Monday, December 04, 2017

Confederacy of Dunces

Let's see:

First it was Steven Mnuchin and the money:

That won him lots of friends. (If ever an expression said "Let them eat cake!", it's the look on his wife's face.)

Sometime before that it was the Secretary of the Interior Ryan Zinke raising the flag whenever he entered the building, and spending mad money on decorating his office.

More recently, it's been Rex Tillerson petulantly destroying the State Department because he really doesn't want to be there, anyway (his wife made him do it!).

And, of course, John Dowd said he wrote the incriminating tweet for his client, so no harm, no foul!  And then he decisively raised the shades of Watergate, resurrecting the argument that, if the President does it, it's legal.

And today, there's Paul Manafort:

Business Insider reported Manafort had been ghosting-writing an op-ed with “a longtime Russian colleague” that was designed “to influence the public’s opinion” of the onetime Trump adviser.

“I mean, you’ve got to be kidding me,” former CIA officer Phil Mudd said. “As Grandma Mudd used to say, ‘That dude ain’t dumb, but he is stupid.’ How can you go into a bail hearing where you know the judge and the feds are so suspicious of you that they put incredibly restrictive measures in place so that you can’t leave your house, you have to ask permission to go see one of your kids, and you decide the feds aren’t suspicious enough to ask a question about whether you’re authoring a document with some contact with a Russian known to U.S. intelligence? What the heck is this guy thinking?”

“I thought I’ve seen everything,” Mudd said, “You can’t make this up.”

Michael Zeldin, who served as a special assistant to Mueller, agreed with Mudd.

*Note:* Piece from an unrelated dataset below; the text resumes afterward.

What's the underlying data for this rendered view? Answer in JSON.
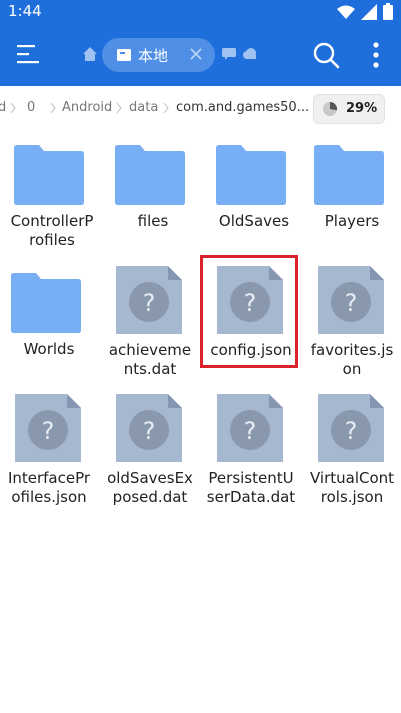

“It defies explanation,” Zeldin said. “When you are under arrest and you are trying to get out from home detention and they look like they have a deal—they’ve put up properties that will be forfeited if you flee and you’re sort of desperate to get out of the house—to do this just undermines any effort to do that and the judge is going to have to determine whether or not she’s going to not only let that deal go through, or whether she’s going to let him stay in his home or incarcerate him. It’s a terribly stupid thing he did.”

CNN’s Chris Cillizza argued Manafort appears to not be “getting it.”

“That’s literally, like, one of the dumbest things you could possibly do,” Cillizza said. “Oh, okay, well you have these charges against you, ‘I’m going to co-write an editorial with a known Russian.’ It just doesn’t, it doesn’t make any logical sense. It certainly doesn’t make any legal sense.”

I'm sure we can all agree that, if Chris Cilizza thinks you're dumb, you've reached the nadir of stupid.

So just how dumb are the people surrounding Donald Trump?

You can't make this up.


  1. "So just how dumb are the people surrounding Donald Trump?"

    Um, HELLO?!

    "I surround myself with the best people. I know the best people"

  2. Could it be that this op-ed is to sell his eventual pardon? If he's been promised one then his actions make sense; once pardoned he could point to this "impartial" opinion piece that makes the argument for exonerating him - and Trump could as well.